- WORK REQUEST:
Repeat each entry below exactly.

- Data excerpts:

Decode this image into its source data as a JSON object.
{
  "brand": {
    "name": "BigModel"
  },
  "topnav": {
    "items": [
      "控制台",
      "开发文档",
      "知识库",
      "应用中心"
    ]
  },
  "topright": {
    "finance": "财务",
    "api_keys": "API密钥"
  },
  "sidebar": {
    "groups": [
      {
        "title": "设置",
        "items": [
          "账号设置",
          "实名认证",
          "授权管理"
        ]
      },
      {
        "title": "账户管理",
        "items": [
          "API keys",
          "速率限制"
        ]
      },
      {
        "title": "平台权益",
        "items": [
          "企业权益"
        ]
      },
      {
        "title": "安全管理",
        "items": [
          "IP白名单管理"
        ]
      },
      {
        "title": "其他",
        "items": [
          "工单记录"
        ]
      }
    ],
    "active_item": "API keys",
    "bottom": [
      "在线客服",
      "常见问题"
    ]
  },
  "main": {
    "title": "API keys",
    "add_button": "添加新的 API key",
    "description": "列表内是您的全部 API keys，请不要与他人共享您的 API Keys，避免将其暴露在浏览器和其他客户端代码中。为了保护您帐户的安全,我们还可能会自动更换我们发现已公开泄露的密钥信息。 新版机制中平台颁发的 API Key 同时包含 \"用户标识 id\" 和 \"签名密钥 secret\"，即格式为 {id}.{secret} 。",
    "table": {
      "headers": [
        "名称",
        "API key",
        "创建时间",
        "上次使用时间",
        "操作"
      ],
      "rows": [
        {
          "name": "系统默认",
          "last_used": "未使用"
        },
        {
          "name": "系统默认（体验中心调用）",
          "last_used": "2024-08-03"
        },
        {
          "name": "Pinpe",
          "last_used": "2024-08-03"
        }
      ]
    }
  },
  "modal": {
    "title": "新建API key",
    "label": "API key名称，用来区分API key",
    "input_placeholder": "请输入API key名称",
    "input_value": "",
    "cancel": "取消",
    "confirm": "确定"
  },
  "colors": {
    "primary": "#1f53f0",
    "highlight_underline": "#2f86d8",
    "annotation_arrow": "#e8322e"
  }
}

- ANSWER FOR THIS EXERCISE:
Decode this image into its source data as a JSON object.
{
  "brand": {
    "name": "BigModel"
  },
  "topnav": {
    "items": [
      "控制台",
      "开发文档",
      "知识库",
      "应用中心"
    ]
  },
  "topright": {
    "finance": "财务",
    "api_keys": "API密钥"
  },
  "sidebar": {
    "groups": [
      {
        "title": "设置",
        "items": [
          "账号设置",
          "实名认证",
          "授权管理"
        ]
      },
      {
        "title": "账户管理",
        "items": [
          "API keys",
          "速率限制"
        ]
      },
      {
        "title": "平台权益",
        "items": [
          "企业权益"
        ]
      },
      {
        "title": "安全管理",
        "items": [
          "IP白名单管理"
        ]
      },
      {
        "title": "其他",
        "items": [
          "工单记录"
        ]
      }
    ],
    "active_item": "API keys",
    "bottom": [
      "在线客服",
      "常见问题"
    ]
  },
  "main": {
    "title": "API keys",
    "add_button": "添加新的 API key",
    "description": "列表内是您的全部 API keys，请不要与他人共享您的 API Keys，避免将其暴露在浏览器和其他客户端代码中。为了保护您帐户的安全,我们还可能会自动更换我们发现已公开泄露的密钥信息。 新版机制中平台颁发的 API Key 同时包含 \"用户标识 id\" 和 \"签名密钥 secret\"，即格式为 {id}.{secret} 。",
    "table": {
      "headers": [
        "名称",
        "API key",
        "创建时间",
        "上次使用时间",
        "操作"
      ],
      "rows": [
        {
          "name": "系统默认",
          "last_used": "未使用"
        },
        {
          "name": "系统默认（体验中心调用）",
          "last_used": "2024-08-03"
        },
        {
          "name": "Pinpe",
          "last_used": "2024-08-03"
        }
      ]
    }
  },
  "modal": {
    "title": "新建API key",
    "label": "API key名称，用来区分API key",
    "input_placeholder": "请输入API key名称",
    "input_value": "",
    "cancel": "取消",
    "confirm": "确定"
  },
  "colors": {
    "primary": "#1f53f0",
    "highlight_underline": "#2f86d8",
    "annotation_arrow": "#e8322e"
  }
}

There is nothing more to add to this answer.